Obviously sunbathing is neither exercise nor essential (though vitamin D is), but beyond that there is a gap in rationale which makes it easier for people to either conclude that the government is making this up as it goes along (which it is – of course, out of necessity – given there is no real example of best practice in how to deal with a virus no one had heard of a few months ago), or that they’re not really doing anything wrong.

The best rationale for banning sunbathing comes from medics who have explained that this sort of lingering may make it more likely for people to start chatting to one another and then congregate in groups outside of their own household.

There is widespread frustration that while most people are limiting their time outdoors and going to great lengths to practise the social distancing requirements, a minority of people are still meeting in groups and aren’t keeping 2 metres apart from those they pass while running or walking.
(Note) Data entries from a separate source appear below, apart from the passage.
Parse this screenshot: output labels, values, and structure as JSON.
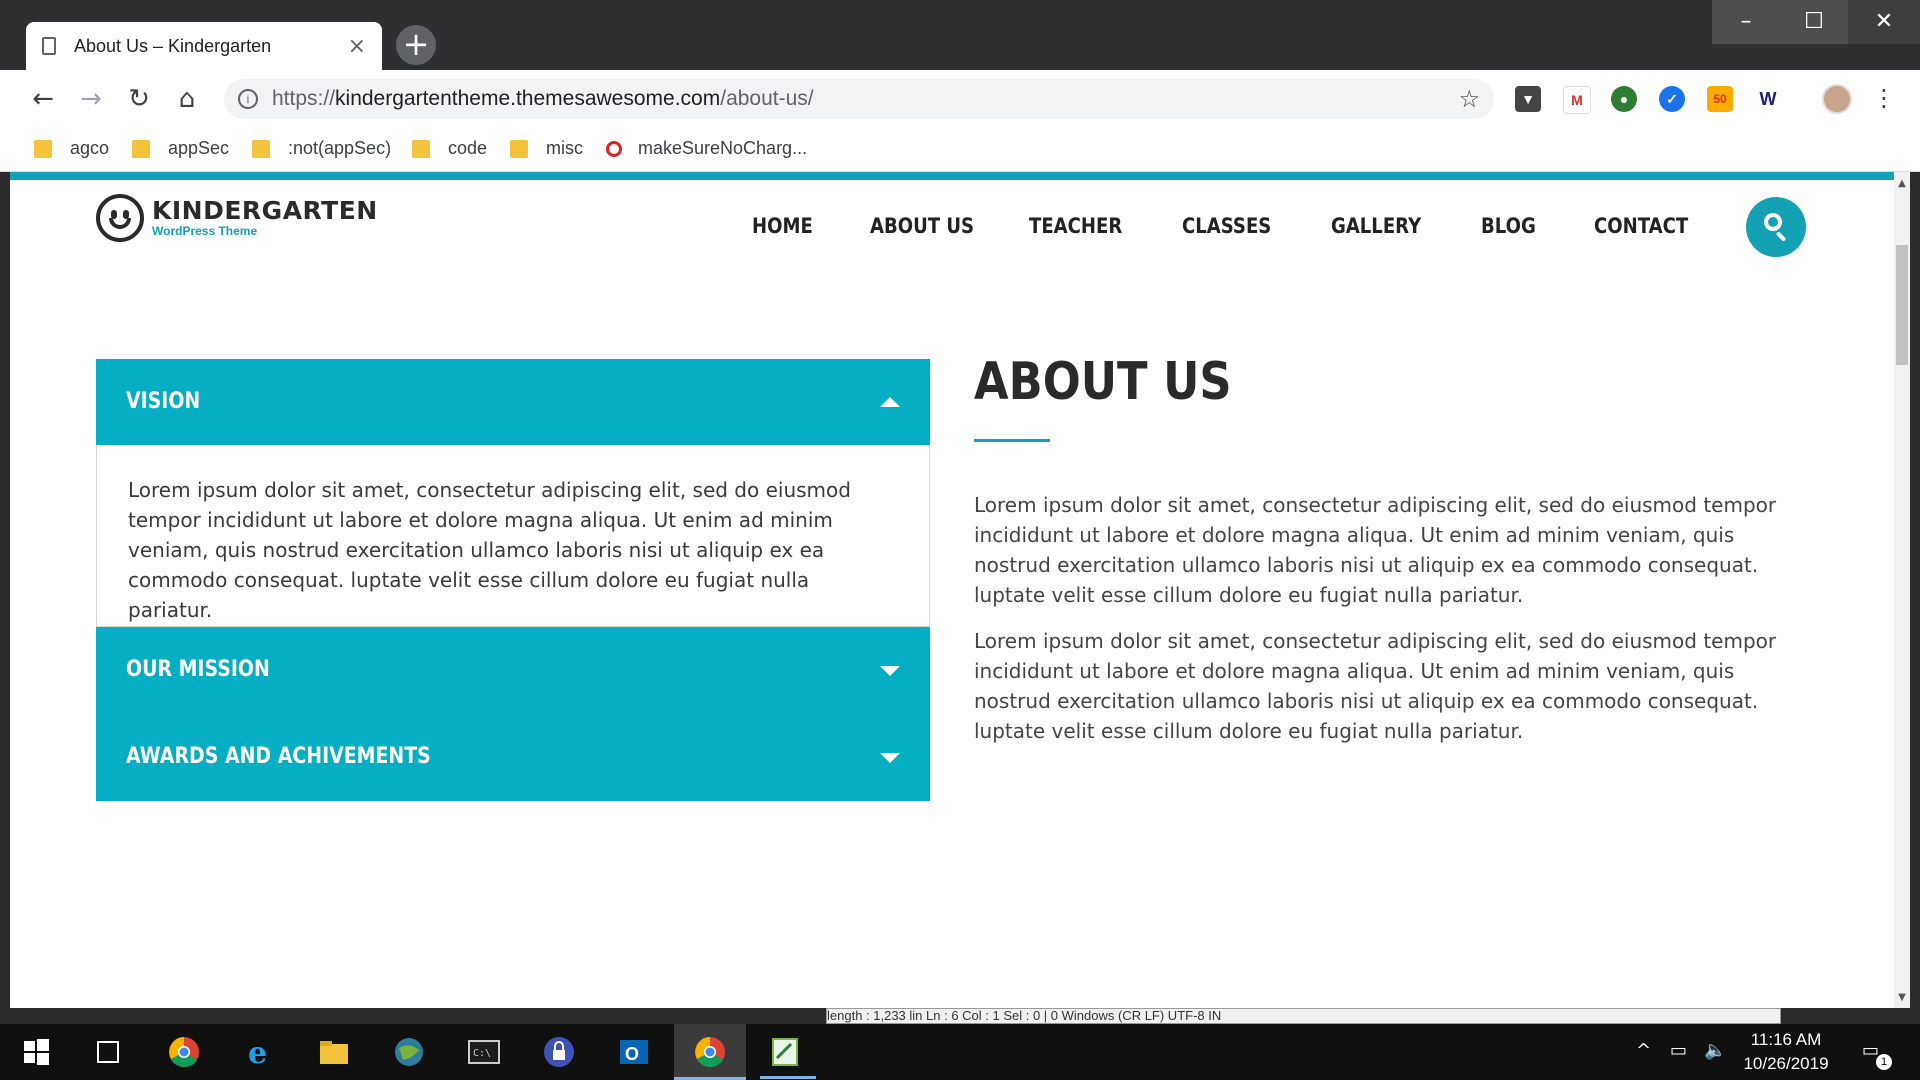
{
  "browser": {
    "tab_title": "About Us – Kindergarten",
    "tab_close": "×",
    "new_tab": "+",
    "url_prefix": "https://",
    "url_host": "kindergartentheme.themesawesome.com",
    "url_path": "/about-us/",
    "bookmarks": [
      "agco",
      "appSec",
      ":not(appSec)",
      "code",
      "misc",
      "makeSureNoCharg..."
    ],
    "extensions": [
      "pocket-icon",
      "gmail-icon",
      "globe-icon",
      "check-icon",
      "badge-icon",
      "w-icon"
    ],
    "badge_count": "50",
    "w_label": "W",
    "window_controls": {
      "minimize": "–",
      "maximize": "☐",
      "close": "✕"
    }
  },
  "site": {
    "logo_title": "KINDERGARTEN",
    "logo_subtitle": "WordPress Theme",
    "nav": [
      "HOME",
      "ABOUT US",
      "TEACHER",
      "CLASSES",
      "GALLERY",
      "BLOG",
      "CONTACT"
    ],
    "accent_color": "#14a1b3",
    "accordion": [
      {
        "title": "VISION",
        "expanded": true,
        "body": "Lorem ipsum dolor sit amet, consectetur adipiscing elit, sed do eiusmod tempor incididunt ut labore et dolore magna aliqua. Ut enim ad minim veniam, quis nostrud exercitation ullamco laboris nisi ut aliquip ex ea commodo consequat. luptate velit esse cillum dolore eu fugiat nulla pariatur."
      },
      {
        "title": "OUR MISSION",
        "expanded": false
      },
      {
        "title": "AWARDS AND ACHIVEMENTS",
        "expanded": false
      }
    ],
    "about": {
      "heading": "ABOUT US",
      "paragraphs": [
        "Lorem ipsum dolor sit amet, consectetur adipiscing elit, sed do eiusmod tempor incididunt ut labore et dolore magna aliqua. Ut enim ad minim veniam, quis nostrud exercitation ullamco laboris nisi ut aliquip ex ea commodo consequat. luptate velit esse cillum dolore eu fugiat nulla pariatur.",
        "Lorem ipsum dolor sit amet, consectetur adipiscing elit, sed do eiusmod tempor incididunt ut labore et dolore magna aliqua. Ut enim ad minim veniam, quis nostrud exercitation ullamco laboris nisi ut aliquip ex ea commodo consequat. luptate velit esse cillum dolore eu fugiat nulla pariatur."
      ]
    }
  },
  "background_window_status": "length : 1,233    lin Ln : 6    Col : 1    Sel : 0 | 0                                        Windows (CR LF)      UTF-8                              IN",
  "taskbar": {
    "time": "11:16 AM",
    "date": "10/26/2019",
    "notification_count": "1"
  }
}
This frustration will be particularly felt by those without any private outdoor space, who live in high-rise flats and who have small children who need to get out.

The government has been admirably clear so far that, while stopping the spread of the virus is the priority, people’s mental health is important, too, and that getting outside is likely to help the country manage a long period of lockdown. They have taken extensive and elaborate steps to protect the economy as much as it can, but given the impact of mental ill-health on the economy (between £74 billion and £99 billion per year), it may need to take similarly creative steps to prevent an epidemic of mental illness caused by people being unable to get outside and exercise – both of which are proven to improve mental health and alleviate mental illness.

This might involve a ticketing system for parks which prioritises those without outdoor space, or specific times of day when people in certain categories can exercise. And it might also involve ministers being much clearer and more disciplined in saying what is currently permitted and why.